A Network of Neighborhoods // Prepping for the Big One

By J. Danielle Chang

Scientists predict a 1 in 3 chance that a 9.0-magnitude earthquake will hit our region in the next 50 years. Just thinking about readying yourself for something so catastrophic, much less attaining 100 percent preparedness for a major seismic event can be daunting and paralyze us into inaction.

But don’t let the harrowing prospect discourage you from getting organized. Even if you missed this year’s annual “Three Days of Preparedness” hosted by the City of Bainbridge Island at the end of September, it’s not too late to get organized and equipped.

An easy way to get started is to grab a copy of Prepared Neighborhoods written by Bainbridge’s own Scott James. Five copies are available at the library, but if you want your own, the approachable how-to book is also available at Eagle Harbor Book Co. All proceeds go to the Permaculture Research Institute and to Bainbridge Prepares, a collaborative group of individuals, organizations and local government with the mission of preparing island citizens.

In fact, the local nonprofit has a goal of making Bainbridge the most resilient town in Washington state. James’ book is rich in references, resources and checklists on a wide array of topics related to emergency as well as day-to-day, way-of-life preparedness.

But if there’s one major takeaway that James emphasizes in its pages, it’s to know that “more than any other preparation you can perform or piece of gear you can buy, creating a network of caring relationships with others in your immediate area not across town is the single most important type of security preparation you can make.”

James says that group preparedness produces more resilience than individual preparedness, as does planning for a long-term versus short-term recovery period. To that end, the Bainbridge Island Fire Department co-sponsors the Map Your Neighborhood (MYN) program, which provides tools to help neighbors collectively organize themselves for an emergency.

Those wanting more help can ask chief Luke Carpenter and executive assistant Janine Courtemanche to present to individual neighborhood groups.
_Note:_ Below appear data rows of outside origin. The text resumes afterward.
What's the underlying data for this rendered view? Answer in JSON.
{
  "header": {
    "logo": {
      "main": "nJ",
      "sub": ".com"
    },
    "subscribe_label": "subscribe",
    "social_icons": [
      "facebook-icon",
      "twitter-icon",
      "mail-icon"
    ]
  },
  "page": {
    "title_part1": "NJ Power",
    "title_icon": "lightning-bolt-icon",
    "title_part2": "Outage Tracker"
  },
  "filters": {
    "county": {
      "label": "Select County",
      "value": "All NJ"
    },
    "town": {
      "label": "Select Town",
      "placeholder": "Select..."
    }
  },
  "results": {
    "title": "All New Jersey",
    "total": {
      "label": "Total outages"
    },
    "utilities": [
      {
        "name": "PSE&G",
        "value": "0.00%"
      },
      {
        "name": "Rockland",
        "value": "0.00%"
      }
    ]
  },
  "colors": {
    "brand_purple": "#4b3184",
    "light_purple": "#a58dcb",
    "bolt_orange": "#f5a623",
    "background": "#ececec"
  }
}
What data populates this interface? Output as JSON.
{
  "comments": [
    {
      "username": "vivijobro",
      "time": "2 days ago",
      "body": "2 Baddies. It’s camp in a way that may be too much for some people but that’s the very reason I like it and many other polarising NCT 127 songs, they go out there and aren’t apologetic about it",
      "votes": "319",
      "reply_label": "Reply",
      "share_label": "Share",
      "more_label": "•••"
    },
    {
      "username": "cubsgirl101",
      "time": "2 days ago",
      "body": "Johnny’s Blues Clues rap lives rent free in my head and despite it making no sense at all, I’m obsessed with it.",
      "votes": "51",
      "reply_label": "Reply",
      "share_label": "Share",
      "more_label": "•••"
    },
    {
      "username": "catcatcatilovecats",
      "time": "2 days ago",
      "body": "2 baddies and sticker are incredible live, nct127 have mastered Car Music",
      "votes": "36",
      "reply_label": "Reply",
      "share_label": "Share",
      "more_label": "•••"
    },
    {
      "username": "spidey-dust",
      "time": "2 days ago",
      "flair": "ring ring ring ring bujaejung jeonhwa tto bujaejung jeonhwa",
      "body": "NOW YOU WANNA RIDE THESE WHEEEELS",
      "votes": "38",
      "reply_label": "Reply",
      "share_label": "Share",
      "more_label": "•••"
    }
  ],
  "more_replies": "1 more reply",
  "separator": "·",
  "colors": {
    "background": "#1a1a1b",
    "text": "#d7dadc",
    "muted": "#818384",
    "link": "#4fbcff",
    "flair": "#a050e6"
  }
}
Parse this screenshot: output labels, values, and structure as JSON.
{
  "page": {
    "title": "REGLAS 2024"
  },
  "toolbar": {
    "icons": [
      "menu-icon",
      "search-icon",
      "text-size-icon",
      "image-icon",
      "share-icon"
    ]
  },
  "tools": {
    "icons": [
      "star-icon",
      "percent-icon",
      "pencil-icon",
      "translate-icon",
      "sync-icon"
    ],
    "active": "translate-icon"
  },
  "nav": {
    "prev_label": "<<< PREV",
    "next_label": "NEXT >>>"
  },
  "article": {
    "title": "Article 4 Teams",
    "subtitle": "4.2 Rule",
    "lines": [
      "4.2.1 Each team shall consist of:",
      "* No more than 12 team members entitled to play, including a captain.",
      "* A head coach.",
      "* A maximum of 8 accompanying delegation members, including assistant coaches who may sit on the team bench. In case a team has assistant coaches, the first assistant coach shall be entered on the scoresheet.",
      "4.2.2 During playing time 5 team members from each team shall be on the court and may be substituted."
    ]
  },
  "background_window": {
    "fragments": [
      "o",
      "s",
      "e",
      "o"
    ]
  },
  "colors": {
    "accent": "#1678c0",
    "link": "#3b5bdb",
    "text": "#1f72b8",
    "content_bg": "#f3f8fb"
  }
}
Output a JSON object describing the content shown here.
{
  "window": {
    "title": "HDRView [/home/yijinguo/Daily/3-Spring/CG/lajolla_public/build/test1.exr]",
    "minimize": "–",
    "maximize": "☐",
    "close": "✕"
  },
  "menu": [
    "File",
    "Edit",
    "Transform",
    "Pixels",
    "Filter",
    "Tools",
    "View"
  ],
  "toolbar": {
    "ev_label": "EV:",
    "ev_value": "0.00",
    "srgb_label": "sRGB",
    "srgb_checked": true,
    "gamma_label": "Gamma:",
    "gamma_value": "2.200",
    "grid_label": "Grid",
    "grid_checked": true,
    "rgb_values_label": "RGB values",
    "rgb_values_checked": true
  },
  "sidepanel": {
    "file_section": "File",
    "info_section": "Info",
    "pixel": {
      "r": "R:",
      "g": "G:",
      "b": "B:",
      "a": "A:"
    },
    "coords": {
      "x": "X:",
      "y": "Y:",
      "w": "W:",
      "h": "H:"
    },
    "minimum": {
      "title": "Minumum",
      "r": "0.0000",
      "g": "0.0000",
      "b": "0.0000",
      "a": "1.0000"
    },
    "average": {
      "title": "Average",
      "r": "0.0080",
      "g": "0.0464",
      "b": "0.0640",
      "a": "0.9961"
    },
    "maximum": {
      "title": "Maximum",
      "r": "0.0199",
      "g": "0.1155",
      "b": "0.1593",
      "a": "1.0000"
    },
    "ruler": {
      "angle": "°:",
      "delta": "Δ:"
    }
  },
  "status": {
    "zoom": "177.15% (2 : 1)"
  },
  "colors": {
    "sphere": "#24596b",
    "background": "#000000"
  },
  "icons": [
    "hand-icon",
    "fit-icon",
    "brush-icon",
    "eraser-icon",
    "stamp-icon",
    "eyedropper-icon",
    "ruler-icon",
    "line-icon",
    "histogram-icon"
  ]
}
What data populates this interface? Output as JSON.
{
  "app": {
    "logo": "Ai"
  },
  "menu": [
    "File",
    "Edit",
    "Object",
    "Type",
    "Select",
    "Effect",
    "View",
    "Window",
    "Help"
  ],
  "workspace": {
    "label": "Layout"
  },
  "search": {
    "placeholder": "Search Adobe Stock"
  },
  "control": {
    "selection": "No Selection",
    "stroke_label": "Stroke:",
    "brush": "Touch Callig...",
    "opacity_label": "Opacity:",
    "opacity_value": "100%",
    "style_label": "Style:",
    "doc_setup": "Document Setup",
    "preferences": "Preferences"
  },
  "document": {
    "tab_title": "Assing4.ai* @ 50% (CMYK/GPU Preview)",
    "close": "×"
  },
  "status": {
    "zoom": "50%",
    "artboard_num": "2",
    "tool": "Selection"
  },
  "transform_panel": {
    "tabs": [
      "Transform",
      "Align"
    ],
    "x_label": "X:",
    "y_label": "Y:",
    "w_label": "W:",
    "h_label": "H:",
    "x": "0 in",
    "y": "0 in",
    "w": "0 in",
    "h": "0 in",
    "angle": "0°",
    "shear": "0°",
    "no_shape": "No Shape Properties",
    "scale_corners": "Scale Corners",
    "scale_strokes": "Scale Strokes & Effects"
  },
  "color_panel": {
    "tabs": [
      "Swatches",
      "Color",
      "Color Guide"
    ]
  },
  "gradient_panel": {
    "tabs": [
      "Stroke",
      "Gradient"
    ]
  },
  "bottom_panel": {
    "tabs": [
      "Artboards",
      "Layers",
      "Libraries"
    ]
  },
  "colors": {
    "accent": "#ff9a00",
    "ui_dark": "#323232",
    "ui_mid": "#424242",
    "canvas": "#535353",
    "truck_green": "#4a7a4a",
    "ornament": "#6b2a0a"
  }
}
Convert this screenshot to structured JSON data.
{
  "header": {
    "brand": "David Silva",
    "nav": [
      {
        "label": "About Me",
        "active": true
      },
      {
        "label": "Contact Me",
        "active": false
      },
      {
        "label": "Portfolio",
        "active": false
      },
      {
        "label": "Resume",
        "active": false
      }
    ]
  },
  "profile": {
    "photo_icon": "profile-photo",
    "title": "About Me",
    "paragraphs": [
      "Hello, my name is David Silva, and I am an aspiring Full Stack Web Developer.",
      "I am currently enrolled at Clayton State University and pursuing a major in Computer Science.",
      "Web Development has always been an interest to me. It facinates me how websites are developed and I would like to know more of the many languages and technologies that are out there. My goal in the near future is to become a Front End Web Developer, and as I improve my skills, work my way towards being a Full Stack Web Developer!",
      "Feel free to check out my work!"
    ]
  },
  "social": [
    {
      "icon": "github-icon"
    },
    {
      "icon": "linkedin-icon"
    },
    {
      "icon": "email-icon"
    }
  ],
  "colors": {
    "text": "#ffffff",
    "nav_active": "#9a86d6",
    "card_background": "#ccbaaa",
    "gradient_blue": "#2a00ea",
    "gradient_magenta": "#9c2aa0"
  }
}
James suggests throwing an annual MYN party right after the New Year.

He advocates preparedness through fun and recommends we don’t live in fear, but rather host social activities that focus on developing friendships and strategies. Having a solid MYN plan provides a strong foundation for the Hub System, which is being developed by Amber Richards, the emergency management coordinator for COBI.

By 2020, most every resident on island will have a “hub” within a mile or two of home where they can receive information, shelter, food and water, as well as medical attention in the event of a major disaster. The leadership from each of the MYN groups will augment the volunteer groups that will run the Hubs.

As you conduct your planning, whether with your family or with your neighbors, think of the Survival Rule of 3: One can survive three minutes without oxygen, three hours in inclement weather without shelter, three days without water and three weeks without food.

Use these guidelines when planning an escape route, deciding what clothing and other items to pack in a go bag, coordinating with neighbors on creating shelters, and estimating quantities for each member when stocking alternate water and food supplies.

Beyond stockpiling bottled water, it’s also wise to know how to source and purify (not the same as filtering) alternate water sources, as well as how to grow food when existing supplies run out. A resource from the Washington State Emergency Management Division provides a structured approach called the “Prepare in a Year” plan, which not only breaks down an enormous task into one-hour-per-month increments but also helps spread the costs of acquiring supplies.

The plan can be found at bainbridgeisland.com/prepareinayear. As we near the end of 2017, we can reflect and learn from the aftermath of the disasters that affected Texas, Florida and Puerto Rico. The big lesson learned?

Don’t assume that the government and first responders are coming right away to help you. The more we’re prepared at the individual and neighborhood level to build resilience and take care of ourselves, the more they’ll be able to help those in dire need. And the better off we’ll all be. More information at bainbridgeprepares.org, preparedneighborhoods.com and bifd.org.